    can’t wait for your Atrix 4G review

  • karnka

    @rob

    Thanks for the reply. To be honest, bugs and glitches I can live with, and I’m not fussed about the launcher as I’d replace it anyway. It’s lag in menus and app switching and so forth.

    That crippled the Galaxy S and I hated it. If you think this phone ‘feels’ as fast as it should be then that’s very useful to know.

  • jwtraglia

    Great review Rob. It was a lot better than Engadgets noob review.

  • Scooby

    Great review, but after so many problems with gps on the SGS would have liked to see a good test of gps performance.
    Any chance of adding in ?

  • Jonathan

    The 2X isn’t available in U.S. 3G flavors yet, is it?

  • techdude

    Hey, I just wanted to say I really like the way you presented these video reviews. I like the fast cuts and how everything’s well thought out and to the point. Keep it up!

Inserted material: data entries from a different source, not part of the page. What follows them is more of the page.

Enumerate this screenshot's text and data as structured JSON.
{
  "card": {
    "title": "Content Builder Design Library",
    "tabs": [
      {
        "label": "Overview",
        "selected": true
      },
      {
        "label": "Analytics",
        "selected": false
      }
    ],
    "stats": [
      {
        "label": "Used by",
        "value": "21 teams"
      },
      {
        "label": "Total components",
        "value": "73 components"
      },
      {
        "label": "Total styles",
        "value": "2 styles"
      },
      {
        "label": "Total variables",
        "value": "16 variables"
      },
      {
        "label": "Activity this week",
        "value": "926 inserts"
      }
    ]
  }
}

  • ray

    @jon. Na. Phone isn’t availabli in the U.S period. I’m ddf getting it. I currently have Nexus one.

  • ray

    *def getting it.

  • Mike

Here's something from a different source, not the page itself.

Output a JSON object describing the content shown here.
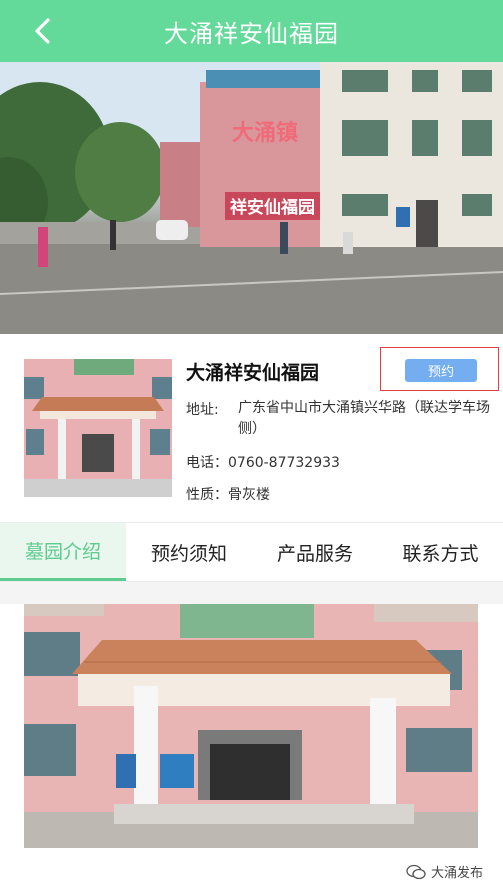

    Thanks for the review.

    Pity it’s such a God damn ugly phone :(

  • Frantz

    Dude, great review… if not the best I’ve seen in a while. Very nice phone and I think the pictures looked great.

  • Brandon

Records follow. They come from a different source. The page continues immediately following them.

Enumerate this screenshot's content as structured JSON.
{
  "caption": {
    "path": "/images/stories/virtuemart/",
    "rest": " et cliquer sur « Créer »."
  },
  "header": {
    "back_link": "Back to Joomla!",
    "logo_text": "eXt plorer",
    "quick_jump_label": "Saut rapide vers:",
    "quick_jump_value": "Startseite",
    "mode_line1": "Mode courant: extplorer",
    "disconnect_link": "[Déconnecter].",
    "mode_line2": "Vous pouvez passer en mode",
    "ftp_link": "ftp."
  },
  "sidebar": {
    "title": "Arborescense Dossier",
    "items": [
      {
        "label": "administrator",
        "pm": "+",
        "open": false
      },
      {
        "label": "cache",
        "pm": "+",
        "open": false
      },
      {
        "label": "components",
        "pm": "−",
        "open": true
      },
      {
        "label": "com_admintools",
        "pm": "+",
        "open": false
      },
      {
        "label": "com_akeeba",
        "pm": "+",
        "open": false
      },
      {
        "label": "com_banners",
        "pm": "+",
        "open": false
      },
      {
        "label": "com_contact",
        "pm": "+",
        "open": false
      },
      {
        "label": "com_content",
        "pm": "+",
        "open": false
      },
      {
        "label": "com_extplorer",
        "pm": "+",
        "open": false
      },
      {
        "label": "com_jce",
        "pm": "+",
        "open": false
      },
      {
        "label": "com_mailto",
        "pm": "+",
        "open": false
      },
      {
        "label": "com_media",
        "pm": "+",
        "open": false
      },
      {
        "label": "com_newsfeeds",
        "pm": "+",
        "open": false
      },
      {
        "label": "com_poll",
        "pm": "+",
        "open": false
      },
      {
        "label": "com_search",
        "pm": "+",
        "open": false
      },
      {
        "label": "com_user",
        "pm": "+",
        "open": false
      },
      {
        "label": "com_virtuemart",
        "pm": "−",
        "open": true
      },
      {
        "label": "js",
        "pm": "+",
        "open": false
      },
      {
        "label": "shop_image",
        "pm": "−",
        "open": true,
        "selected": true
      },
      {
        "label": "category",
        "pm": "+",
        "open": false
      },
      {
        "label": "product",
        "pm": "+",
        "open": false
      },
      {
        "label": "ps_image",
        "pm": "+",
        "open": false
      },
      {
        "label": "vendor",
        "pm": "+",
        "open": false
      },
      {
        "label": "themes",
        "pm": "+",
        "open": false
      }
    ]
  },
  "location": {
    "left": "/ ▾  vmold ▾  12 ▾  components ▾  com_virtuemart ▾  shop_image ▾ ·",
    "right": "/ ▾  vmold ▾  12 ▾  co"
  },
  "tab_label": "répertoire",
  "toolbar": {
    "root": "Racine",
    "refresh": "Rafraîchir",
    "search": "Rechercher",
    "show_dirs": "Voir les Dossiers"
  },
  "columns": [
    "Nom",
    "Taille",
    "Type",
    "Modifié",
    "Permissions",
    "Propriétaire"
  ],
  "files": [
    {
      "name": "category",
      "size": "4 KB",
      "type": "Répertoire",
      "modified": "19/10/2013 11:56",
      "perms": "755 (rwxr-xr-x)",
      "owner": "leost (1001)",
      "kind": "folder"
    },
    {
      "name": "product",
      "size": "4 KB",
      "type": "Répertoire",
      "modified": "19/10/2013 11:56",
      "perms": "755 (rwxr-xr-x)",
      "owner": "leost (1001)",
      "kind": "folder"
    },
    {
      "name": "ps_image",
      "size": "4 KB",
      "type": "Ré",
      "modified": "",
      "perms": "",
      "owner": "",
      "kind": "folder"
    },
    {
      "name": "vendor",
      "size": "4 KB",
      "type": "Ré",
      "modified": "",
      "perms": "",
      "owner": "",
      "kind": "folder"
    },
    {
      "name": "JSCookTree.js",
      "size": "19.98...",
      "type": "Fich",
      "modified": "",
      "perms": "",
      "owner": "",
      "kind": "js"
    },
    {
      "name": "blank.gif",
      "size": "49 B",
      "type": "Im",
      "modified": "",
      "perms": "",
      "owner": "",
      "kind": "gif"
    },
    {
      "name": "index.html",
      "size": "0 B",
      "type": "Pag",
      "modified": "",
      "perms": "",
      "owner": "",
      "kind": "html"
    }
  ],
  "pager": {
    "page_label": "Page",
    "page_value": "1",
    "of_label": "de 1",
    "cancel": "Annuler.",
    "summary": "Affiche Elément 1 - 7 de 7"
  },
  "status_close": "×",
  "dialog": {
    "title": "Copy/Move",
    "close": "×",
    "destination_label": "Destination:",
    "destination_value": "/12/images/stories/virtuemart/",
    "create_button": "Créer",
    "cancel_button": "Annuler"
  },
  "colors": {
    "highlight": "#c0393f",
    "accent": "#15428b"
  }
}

    Any idea when this thing is hitting the shelves, and what carrier?

  • jroc

    @The Green Banana Face
    .
    And Engadget seems to be the only review so far that’s that bad.
    .
    Anandtech reviewed it, and while he pointed out some stuff he didnt like too, he seemed to like it more than Engadget’s reviewer.
    .
    Now I know you cant claim Anandtech’s biased….

  • aberkae

    Nice review

  • Zack

    Would this be better then the G2?
    I mean would it be worth getting over the G2 and leaving it?

  • svengalis

    Can’t wait for this to come stateside. Nice review. The engadget review baffled me. He only said like 2 bad things about the phone then gave it a low rating. I don’t trust them.

  • svengalis

    @ zack the G2 is a nice phone and still has some life in it if you ask me. I don’t own one but the only thing I really see that this phone has over the G2 is that it does HDMI mirroring the whole UI and it records in 1080p. I have a G1 so of course this will be a huge upgrade for me.

  • Kirk

    I’m holding my money now, I’ll just wait for all the dualcore to emerge and see who’s the best.

  • joe

    Is there any other phone with dual core doing hdmi mirroring if so i will wait .

  • jroc

    ^The Atrix and Bionic has HDMI mirroring too. Thats all I know of so far.

  • kohut321

    I know some people are turned off by the metallic stripe but honestly are you really going to see it if the phone has a case on it which I would say most of us that want to preserve our phones do put cases on them??

  • enclaudio suarte

    Rent + Dorothy

  • bmg314

    @Zack: I would suggest you hold on to the G2…it still has plenty of high quality life in it..as far as what is out RIGHT NOW, it is among the top five phones. Six months from now? Not so much. That is when you should look to upgrade.

  • Jason

    the UI looks like TouchWiz, which i actually like, and you should have used 98Rock in the FM test

  • http://www.box-37.com TK

    I’ve given up on getting a physical keyboard – I’m hoping this comes to T-Mobile with all the additions (sans crapware) he went over in the videos. I’m waaaay past due for an upgrade.